Action item: Tally the lines of the listing below in which the string "DUSUN" occurs, and give the tally alone.

┄┄┄┄┄┄

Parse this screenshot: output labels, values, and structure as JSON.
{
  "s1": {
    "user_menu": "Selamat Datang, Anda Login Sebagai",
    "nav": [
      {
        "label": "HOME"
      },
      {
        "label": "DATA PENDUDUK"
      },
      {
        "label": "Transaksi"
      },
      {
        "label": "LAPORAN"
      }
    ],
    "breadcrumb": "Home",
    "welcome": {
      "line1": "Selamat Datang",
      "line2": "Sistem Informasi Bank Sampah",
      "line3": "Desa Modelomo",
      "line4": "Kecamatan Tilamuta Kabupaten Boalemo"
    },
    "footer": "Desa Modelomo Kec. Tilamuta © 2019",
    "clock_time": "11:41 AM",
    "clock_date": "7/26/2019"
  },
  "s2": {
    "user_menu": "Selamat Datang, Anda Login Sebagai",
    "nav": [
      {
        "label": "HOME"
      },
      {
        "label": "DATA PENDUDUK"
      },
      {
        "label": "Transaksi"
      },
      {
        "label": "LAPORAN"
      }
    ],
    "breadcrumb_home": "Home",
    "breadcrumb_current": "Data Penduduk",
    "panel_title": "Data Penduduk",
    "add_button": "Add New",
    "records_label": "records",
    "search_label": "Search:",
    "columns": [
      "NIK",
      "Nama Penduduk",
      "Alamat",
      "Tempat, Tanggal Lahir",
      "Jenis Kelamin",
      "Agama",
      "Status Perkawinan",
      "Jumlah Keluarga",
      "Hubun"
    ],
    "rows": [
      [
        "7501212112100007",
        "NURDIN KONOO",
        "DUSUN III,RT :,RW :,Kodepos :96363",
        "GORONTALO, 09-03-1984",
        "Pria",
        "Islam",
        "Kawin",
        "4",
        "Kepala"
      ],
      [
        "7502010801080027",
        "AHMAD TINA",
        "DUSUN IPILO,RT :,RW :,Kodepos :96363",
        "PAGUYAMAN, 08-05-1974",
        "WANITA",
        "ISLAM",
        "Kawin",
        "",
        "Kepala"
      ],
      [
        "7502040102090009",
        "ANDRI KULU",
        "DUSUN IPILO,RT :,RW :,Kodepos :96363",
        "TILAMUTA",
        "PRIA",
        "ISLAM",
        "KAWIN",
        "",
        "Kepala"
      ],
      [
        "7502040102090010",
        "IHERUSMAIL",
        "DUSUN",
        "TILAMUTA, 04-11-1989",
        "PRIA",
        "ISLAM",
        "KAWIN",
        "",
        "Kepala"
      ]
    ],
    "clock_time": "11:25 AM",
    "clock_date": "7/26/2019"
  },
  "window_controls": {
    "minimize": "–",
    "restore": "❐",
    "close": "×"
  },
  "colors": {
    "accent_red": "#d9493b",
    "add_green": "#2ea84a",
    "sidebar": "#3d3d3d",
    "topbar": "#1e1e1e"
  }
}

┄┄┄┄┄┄

Response for this exercise: 4